WORK TASK: Whenever a line of the entries below holds the string "auswählen", copy that line and return it.

PROVIDED DATA:

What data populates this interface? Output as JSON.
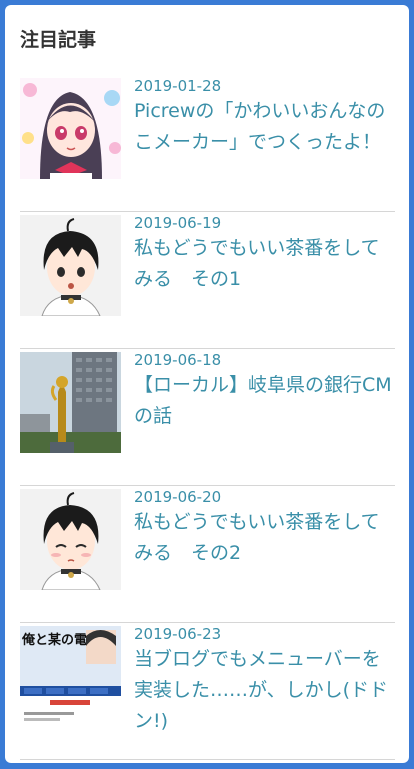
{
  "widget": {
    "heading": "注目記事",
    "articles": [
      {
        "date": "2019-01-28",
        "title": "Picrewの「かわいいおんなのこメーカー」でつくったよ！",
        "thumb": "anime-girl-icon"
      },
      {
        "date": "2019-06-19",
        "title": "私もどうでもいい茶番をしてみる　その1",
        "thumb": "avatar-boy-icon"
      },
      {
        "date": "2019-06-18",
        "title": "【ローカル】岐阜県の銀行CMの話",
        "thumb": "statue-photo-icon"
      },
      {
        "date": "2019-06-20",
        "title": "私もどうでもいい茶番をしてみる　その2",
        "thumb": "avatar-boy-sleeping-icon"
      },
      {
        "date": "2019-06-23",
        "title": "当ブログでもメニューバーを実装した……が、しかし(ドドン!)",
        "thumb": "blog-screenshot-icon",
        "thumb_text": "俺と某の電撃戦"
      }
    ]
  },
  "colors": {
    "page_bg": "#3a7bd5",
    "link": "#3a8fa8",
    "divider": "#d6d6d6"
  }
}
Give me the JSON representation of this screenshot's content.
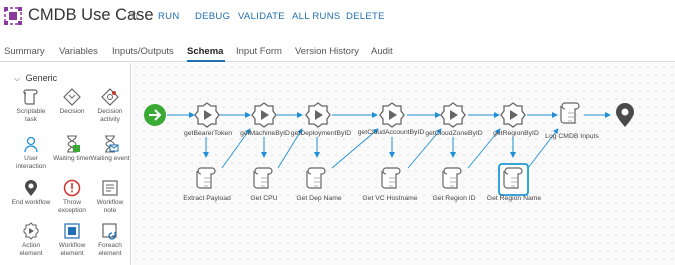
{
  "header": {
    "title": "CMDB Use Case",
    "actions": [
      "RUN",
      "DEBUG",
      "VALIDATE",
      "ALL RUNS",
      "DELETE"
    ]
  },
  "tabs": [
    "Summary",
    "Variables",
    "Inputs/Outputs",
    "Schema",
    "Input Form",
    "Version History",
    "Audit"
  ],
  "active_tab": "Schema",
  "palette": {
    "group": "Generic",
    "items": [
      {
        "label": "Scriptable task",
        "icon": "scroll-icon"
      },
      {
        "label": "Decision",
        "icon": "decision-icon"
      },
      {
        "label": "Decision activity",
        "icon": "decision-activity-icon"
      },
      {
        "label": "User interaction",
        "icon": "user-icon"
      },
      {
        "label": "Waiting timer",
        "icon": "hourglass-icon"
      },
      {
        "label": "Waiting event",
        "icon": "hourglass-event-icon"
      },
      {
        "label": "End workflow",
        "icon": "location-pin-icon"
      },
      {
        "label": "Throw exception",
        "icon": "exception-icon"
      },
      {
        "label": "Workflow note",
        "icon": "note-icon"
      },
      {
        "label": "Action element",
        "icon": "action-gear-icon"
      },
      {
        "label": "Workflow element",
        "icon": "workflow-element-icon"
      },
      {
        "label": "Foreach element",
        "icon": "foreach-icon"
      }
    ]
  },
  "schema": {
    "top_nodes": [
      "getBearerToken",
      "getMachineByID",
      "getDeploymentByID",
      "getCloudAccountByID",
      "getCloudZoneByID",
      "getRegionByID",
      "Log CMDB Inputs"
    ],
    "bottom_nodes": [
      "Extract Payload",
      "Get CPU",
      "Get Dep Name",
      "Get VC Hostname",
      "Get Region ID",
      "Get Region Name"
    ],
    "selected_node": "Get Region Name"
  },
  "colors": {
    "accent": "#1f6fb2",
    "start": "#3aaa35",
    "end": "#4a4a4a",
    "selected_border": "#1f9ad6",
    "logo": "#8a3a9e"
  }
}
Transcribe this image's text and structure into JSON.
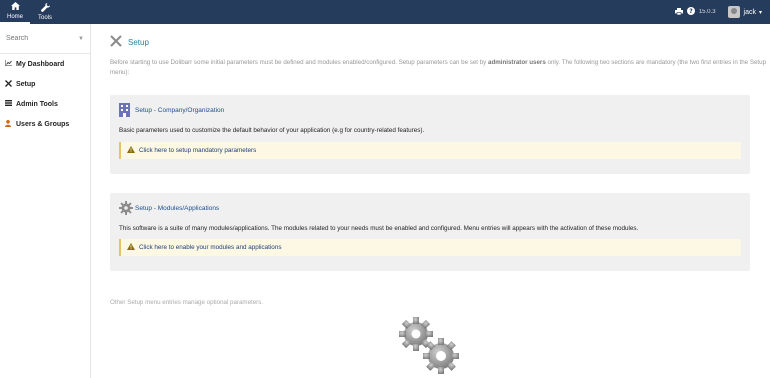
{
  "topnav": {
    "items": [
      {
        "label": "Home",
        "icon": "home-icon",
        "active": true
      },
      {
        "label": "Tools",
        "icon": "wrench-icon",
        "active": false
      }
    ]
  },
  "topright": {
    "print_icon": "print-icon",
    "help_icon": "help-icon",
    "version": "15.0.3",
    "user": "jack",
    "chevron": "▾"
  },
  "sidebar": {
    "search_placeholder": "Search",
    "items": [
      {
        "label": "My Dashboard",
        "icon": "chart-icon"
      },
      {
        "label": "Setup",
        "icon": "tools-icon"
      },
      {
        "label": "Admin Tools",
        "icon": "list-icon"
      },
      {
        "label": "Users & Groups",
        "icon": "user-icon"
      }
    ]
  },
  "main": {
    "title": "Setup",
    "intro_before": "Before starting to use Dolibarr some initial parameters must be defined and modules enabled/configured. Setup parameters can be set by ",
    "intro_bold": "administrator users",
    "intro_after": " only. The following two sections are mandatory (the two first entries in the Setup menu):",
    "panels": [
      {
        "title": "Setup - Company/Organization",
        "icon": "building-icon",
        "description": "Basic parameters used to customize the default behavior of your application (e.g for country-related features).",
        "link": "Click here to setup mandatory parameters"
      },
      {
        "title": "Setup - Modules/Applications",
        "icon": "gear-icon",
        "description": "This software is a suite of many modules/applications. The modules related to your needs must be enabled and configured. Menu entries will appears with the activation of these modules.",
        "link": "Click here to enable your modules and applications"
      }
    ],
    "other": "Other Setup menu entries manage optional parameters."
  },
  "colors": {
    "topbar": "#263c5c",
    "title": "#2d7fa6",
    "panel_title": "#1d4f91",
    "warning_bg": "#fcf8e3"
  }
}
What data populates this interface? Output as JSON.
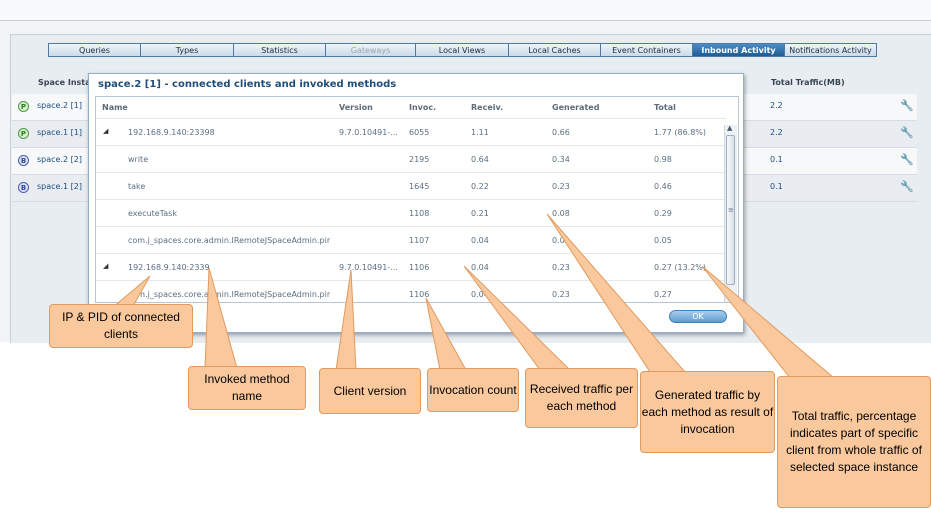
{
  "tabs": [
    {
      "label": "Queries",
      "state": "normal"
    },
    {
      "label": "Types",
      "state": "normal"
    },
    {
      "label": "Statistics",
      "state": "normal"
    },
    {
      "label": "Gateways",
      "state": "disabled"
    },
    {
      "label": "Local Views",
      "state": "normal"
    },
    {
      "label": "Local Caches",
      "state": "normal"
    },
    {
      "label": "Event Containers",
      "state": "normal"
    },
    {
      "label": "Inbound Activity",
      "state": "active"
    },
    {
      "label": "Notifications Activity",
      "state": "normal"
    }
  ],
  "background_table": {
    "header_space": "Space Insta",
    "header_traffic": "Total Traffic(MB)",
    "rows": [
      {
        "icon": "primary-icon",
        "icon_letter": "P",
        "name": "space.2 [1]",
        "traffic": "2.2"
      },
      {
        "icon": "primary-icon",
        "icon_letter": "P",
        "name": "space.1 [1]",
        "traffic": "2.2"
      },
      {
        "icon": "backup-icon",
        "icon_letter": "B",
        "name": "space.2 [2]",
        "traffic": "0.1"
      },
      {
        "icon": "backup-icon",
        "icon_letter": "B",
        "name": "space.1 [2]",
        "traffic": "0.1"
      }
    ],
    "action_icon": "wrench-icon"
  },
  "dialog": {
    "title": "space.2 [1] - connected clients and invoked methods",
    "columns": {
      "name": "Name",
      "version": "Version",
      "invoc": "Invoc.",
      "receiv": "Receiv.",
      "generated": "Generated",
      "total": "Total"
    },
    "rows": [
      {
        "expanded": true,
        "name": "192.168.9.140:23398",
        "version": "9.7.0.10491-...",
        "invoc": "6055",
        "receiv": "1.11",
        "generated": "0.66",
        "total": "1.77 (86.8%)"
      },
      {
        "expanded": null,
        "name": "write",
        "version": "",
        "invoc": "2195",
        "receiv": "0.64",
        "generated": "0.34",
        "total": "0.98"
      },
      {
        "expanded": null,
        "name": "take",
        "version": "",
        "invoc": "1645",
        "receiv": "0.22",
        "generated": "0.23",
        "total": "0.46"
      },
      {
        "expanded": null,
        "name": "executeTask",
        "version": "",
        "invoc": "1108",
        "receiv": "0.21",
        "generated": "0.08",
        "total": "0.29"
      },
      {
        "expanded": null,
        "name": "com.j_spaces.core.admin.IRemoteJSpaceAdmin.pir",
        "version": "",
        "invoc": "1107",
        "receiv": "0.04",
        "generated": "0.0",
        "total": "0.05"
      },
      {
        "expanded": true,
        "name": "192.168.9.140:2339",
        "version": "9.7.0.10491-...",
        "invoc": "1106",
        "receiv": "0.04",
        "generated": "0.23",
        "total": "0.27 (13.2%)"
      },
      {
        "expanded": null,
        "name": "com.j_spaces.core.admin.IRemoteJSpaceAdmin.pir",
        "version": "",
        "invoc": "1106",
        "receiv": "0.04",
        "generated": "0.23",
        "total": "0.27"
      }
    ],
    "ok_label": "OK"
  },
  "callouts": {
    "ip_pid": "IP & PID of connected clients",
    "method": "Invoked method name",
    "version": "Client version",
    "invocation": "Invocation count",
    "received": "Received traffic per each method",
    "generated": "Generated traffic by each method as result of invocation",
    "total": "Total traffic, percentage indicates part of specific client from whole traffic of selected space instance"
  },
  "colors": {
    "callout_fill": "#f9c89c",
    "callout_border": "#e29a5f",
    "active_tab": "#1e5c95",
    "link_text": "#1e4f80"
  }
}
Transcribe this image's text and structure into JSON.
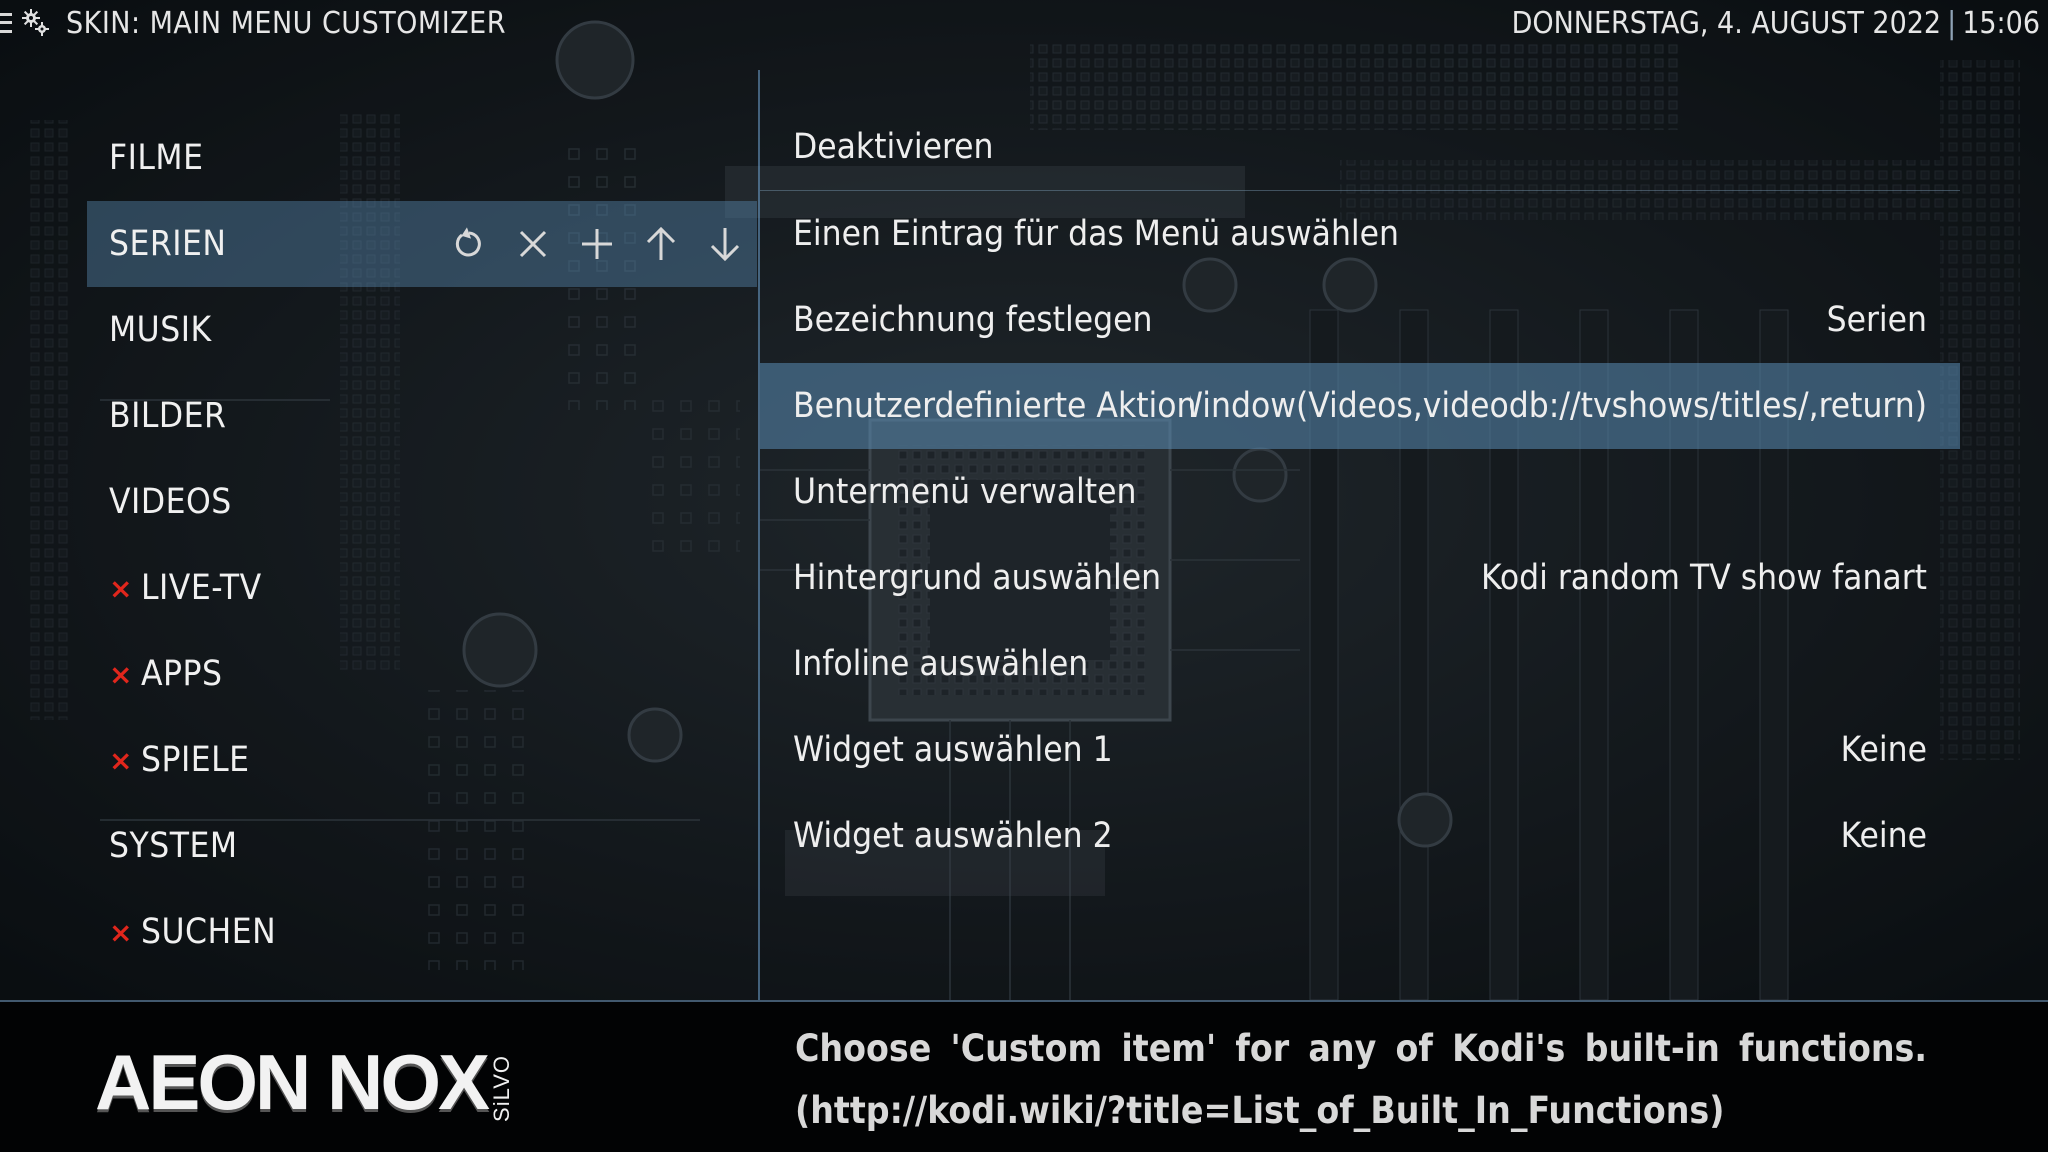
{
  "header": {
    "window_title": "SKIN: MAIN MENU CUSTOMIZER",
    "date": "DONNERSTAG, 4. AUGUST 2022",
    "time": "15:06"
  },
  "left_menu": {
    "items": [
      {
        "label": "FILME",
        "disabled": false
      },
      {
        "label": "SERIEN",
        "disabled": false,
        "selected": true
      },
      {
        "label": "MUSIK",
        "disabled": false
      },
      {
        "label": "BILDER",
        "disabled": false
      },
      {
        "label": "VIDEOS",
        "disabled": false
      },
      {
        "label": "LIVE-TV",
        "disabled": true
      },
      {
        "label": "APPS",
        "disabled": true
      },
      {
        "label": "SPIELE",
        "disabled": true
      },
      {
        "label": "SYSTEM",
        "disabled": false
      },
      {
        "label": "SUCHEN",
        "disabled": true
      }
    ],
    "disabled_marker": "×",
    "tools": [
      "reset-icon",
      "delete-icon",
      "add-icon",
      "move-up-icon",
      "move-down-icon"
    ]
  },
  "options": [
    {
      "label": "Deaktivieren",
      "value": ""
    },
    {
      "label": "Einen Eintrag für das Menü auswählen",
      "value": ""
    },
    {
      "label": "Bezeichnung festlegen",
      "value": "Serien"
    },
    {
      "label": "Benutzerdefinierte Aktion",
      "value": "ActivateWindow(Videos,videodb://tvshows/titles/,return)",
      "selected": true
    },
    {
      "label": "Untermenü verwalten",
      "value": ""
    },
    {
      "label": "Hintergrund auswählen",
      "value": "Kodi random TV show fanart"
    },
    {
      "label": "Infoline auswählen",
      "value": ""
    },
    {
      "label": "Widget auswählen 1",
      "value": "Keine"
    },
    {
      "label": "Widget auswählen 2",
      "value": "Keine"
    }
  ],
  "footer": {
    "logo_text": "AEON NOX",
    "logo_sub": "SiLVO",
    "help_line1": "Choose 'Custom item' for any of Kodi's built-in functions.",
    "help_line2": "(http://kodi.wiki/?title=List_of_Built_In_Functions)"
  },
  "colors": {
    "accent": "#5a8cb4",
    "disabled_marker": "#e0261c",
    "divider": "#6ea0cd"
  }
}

OUTPUT OF THE EXERCISE:
      "label": "Einen Eintrag für das Menü auswählen",
      "label": "Hintergrund auswählen",
      "label": "Infoline auswählen",
      "label": "Widget auswählen 1",
      "label": "Widget auswählen 2",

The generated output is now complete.